An Ohio State researcher, self-proclaimed “Dr. Frankenstein,” has a unique method of studying the human heart — he revives them in his lab.
Vadim Fedorov, an associate professor of physiology and cell biology at Ohio State, is studying the human heart in unprecedented ways in an attempt to better understand atrial fibrillation, a fast, irregular heart rate in humans.
Fedorov said 5 million people in the United States suffer from atrial fibrillation, and in his lab they are trying to better understand how to target this condition and why it occurs in the first place.
Following a heart transplant or the death of an organ donor whose organs are not viable for transplant, Fedorov’s lab might become the recipient of the unused heart.
“We can simulate [a human heart rate],” Fedorov said. “The heart will beat again.”
Raul Weiss, a cardiac electrophysiologist at the Ohio State Wexner Medical Center, said atrial fibrillation is the most common heart condition he treats. The condition, which has an unknown cause, comes with several symptoms such as movement limitations and shortness of breath. However, the biggest concern regarding the condition is the increased risk of stroke, Weiss said.
Weiss explained that the longer atrial fibrillation goes untreated, the weaker the heart muscle becomes.
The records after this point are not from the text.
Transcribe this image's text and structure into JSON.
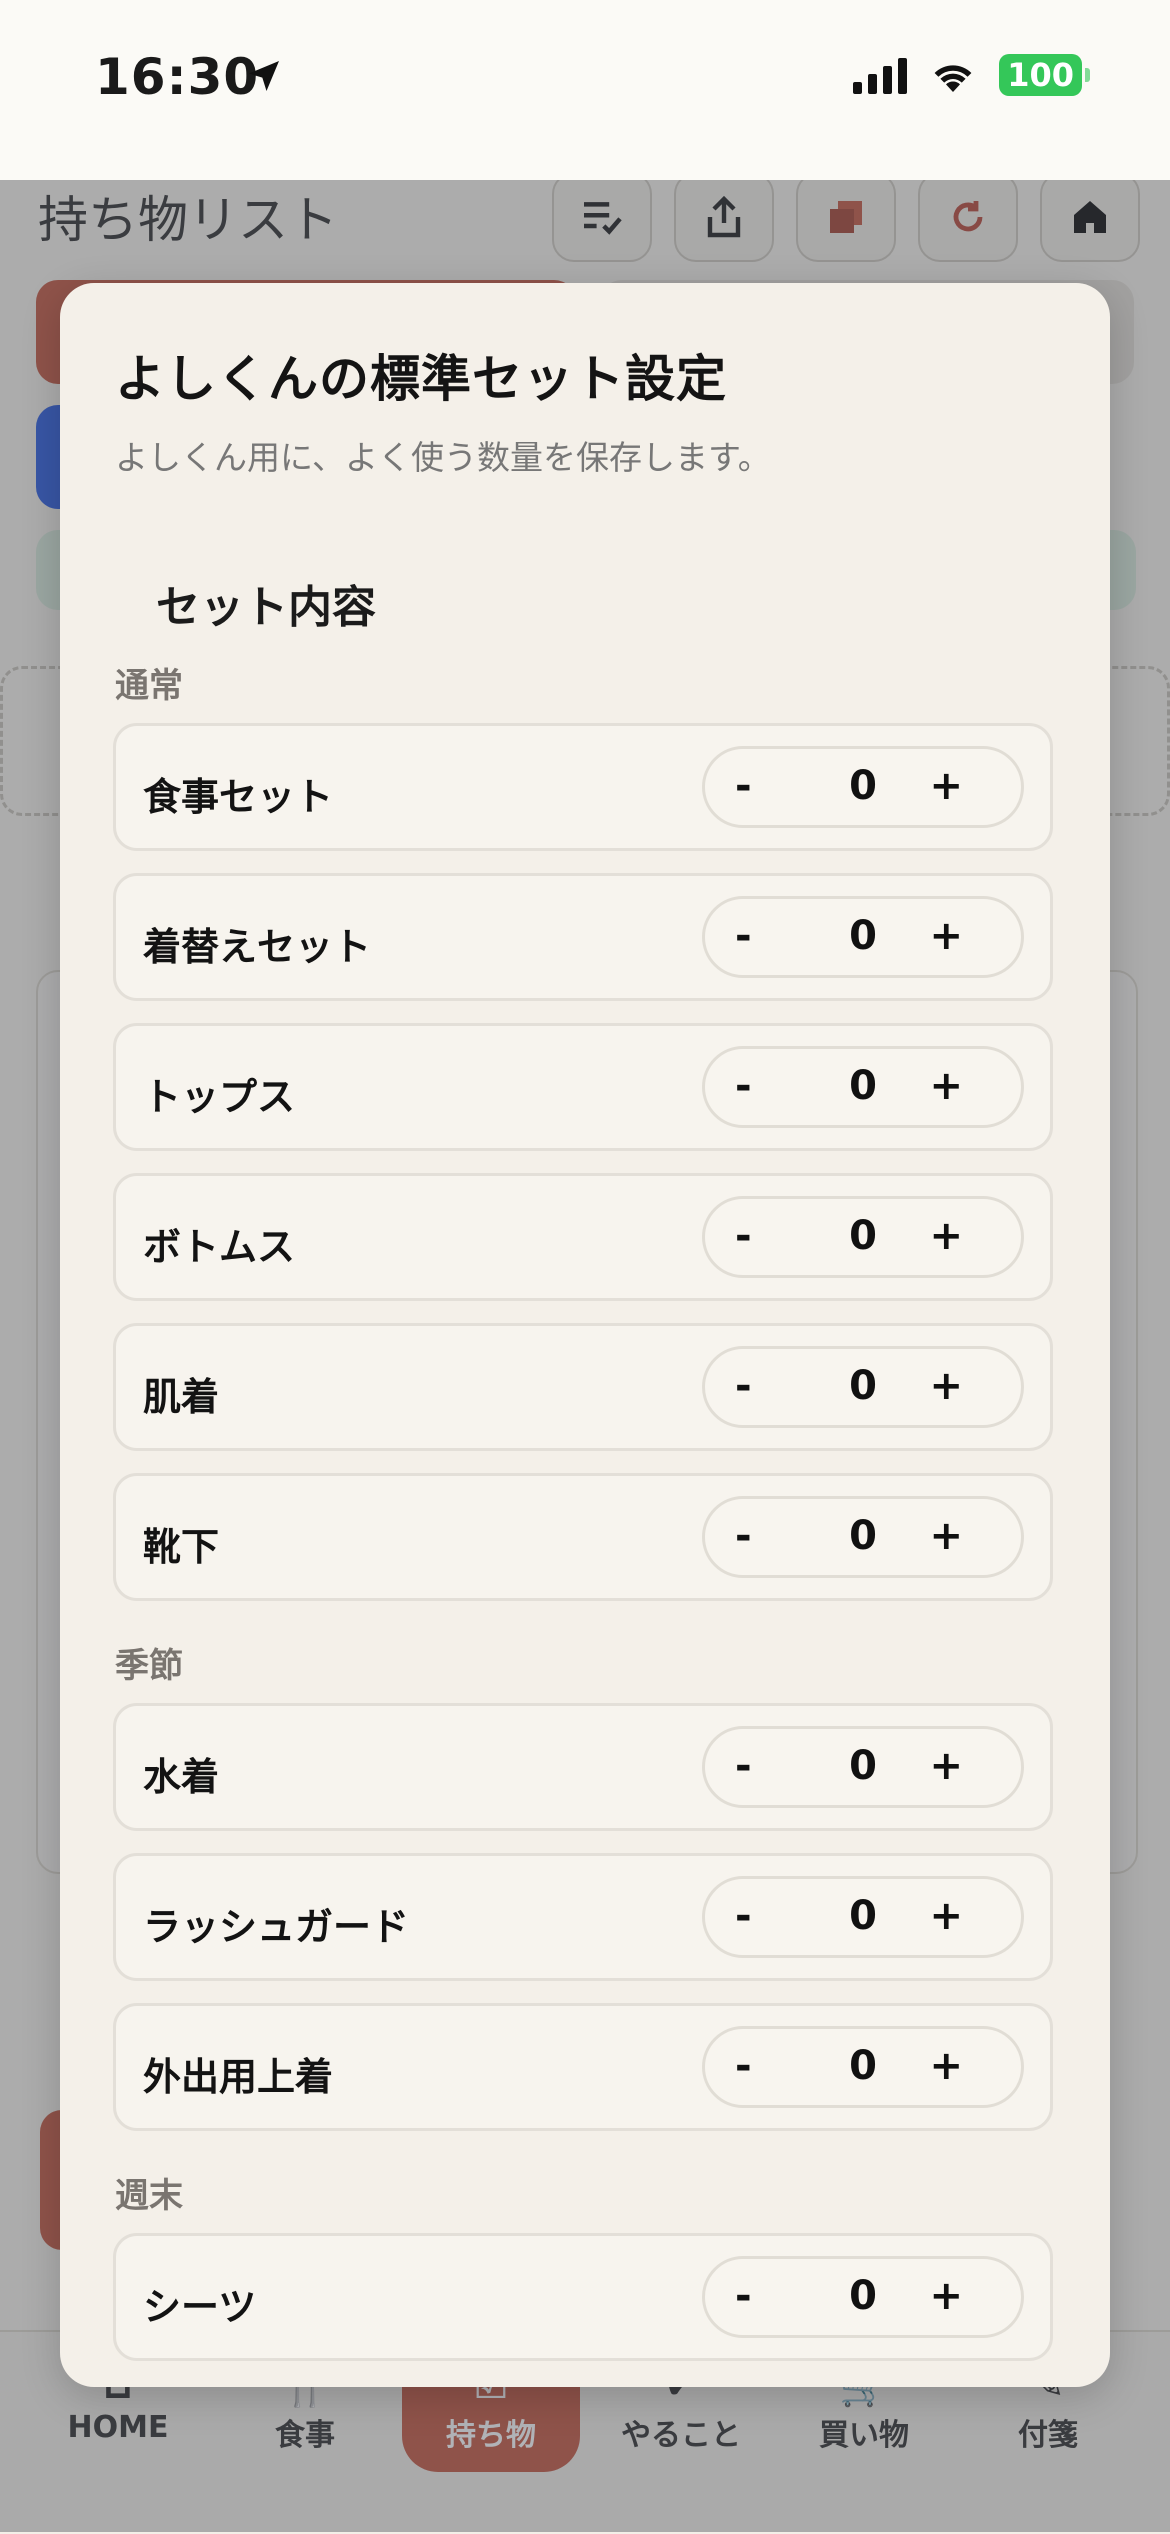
{
  "status_bar": {
    "time": "16:30",
    "battery": "100"
  },
  "background": {
    "title": "持ち物リスト",
    "nav": [
      {
        "label": "HOME",
        "icon": "home-icon"
      },
      {
        "label": "食事",
        "icon": "fork-knife-icon"
      },
      {
        "label": "持ち物",
        "icon": "checklist-icon",
        "active": true
      },
      {
        "label": "やること",
        "icon": "check-circle-icon"
      },
      {
        "label": "買い物",
        "icon": "cart-icon"
      },
      {
        "label": "付箋",
        "icon": "note-icon"
      }
    ]
  },
  "modal": {
    "title": "よしくんの標準セット設定",
    "subtitle": "よしくん用に、よく使う数量を保存します。",
    "section_title": "セット内容",
    "groups": [
      {
        "label": "通常"
      },
      {
        "label": "季節"
      },
      {
        "label": "週末"
      }
    ],
    "items": [
      {
        "label": "食事セット",
        "qty": "0"
      },
      {
        "label": "着替えセット",
        "qty": "0"
      },
      {
        "label": "トップス",
        "qty": "0"
      },
      {
        "label": "ボトムス",
        "qty": "0"
      },
      {
        "label": "肌着",
        "qty": "0"
      },
      {
        "label": "靴下",
        "qty": "0"
      },
      {
        "label": "水着",
        "qty": "0"
      },
      {
        "label": "ラッシュガード",
        "qty": "0"
      },
      {
        "label": "外出用上着",
        "qty": "0"
      },
      {
        "label": "シーツ",
        "qty": "0"
      }
    ],
    "minus_label": "-",
    "plus_label": "+"
  },
  "colors": {
    "accent": "#c55a44",
    "modal_bg": "#f4f0e9"
  }
}
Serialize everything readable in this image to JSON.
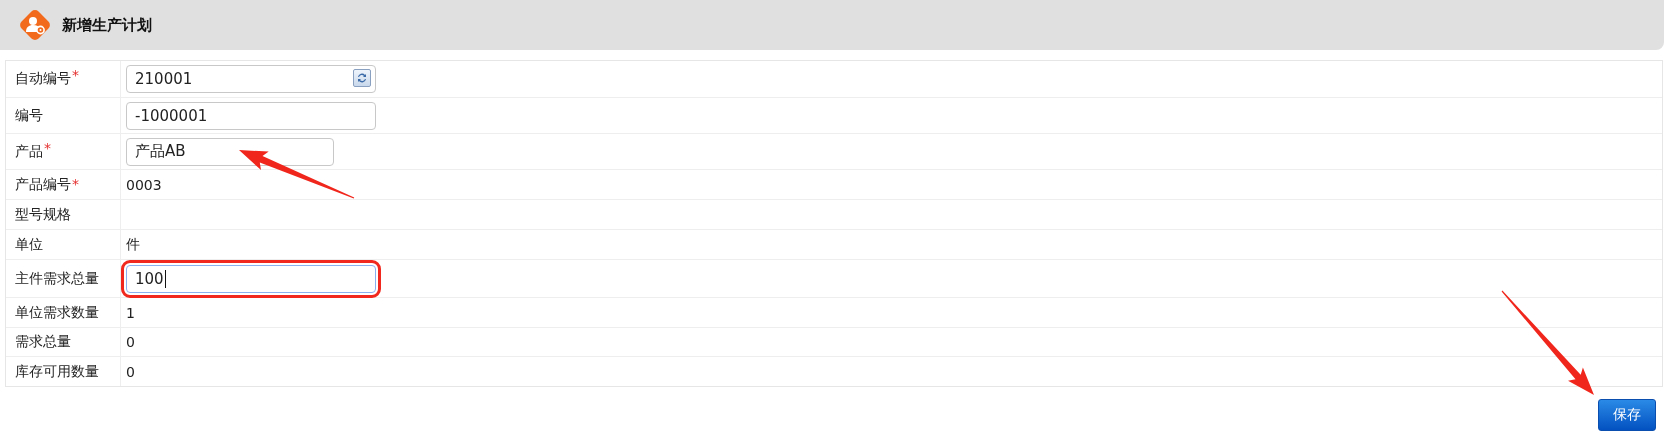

And even though there are treatments for atrial fibrillation, there is no cure, and some forms of the condition are persistent.
Fedorov said his research is aimed at a permanent solution to this condition, rather than a temporary treatment.
Once Fedorov’s lab receives a heart, he and his team get to work, no matter the time of day. Fedorov said that there is a short window in which the atria, the upper part of the heart, is viable for resuscitation.
Fedorov said there is a complex series of steps taken to complete resuscitation, which include temperature regulation and pH balance to mimic the conditions of the human body. Once the conditions have been met, Fedorov revives the heart and monitors it using various systems.
Fedorov said he is able to observe how the different atria in the heart are performing by using fluorescent dyes, which he compared to the chemicals that give jellyfish their glow. When the heart is illuminated, Fedorov and his team work in total darkness to observe the pathways of the heart while a camera captures thousands of images.
The aim of Fedorov’s research is to more precisely locate where atrial fibrillation might occur so that doctors can plan better treatment and have a more accurate understanding of the underlying cause, Weiss said.
Clinics are currently using his research to find issues within their patients’ hearts, Fedorov said. He said the impact will likely increase as more clinical trials are done using his research.
Fedorov said he often meets with cardiac electrophysiologists who see patients, and the care and research behind atrial fibrillation is collaborative.
Weiss said that despite atrial fibrillation being a common condition, there is not much research on the topic.
“We still don’t know the mechanism behind why atrial fibrillations happen,” Weiss said. “[Fedorov is] doing really innovative and really very good research.”
Fedorov said his motivation behind studying atrial fibrillation is his family.
“My grandma and my father both died from sudden cardiac deaths,” Fedorov said. “That is one of the reasons why I decided to study human hearts.”
Fedorov said this research is one of a kind. Many hospitals have the ability to get a human heart, but none is able to view it the way he is able to in his lab, Fedorov said.
“Human atria imaging can be done currently only in this [lab] across the world,” Fedorov said.
Weiss said with Fedorov’s research, doctors might be able to cure atrial fibrillation, and someday there will be more than just a “good” treatment, but one that is “100 percent” effective.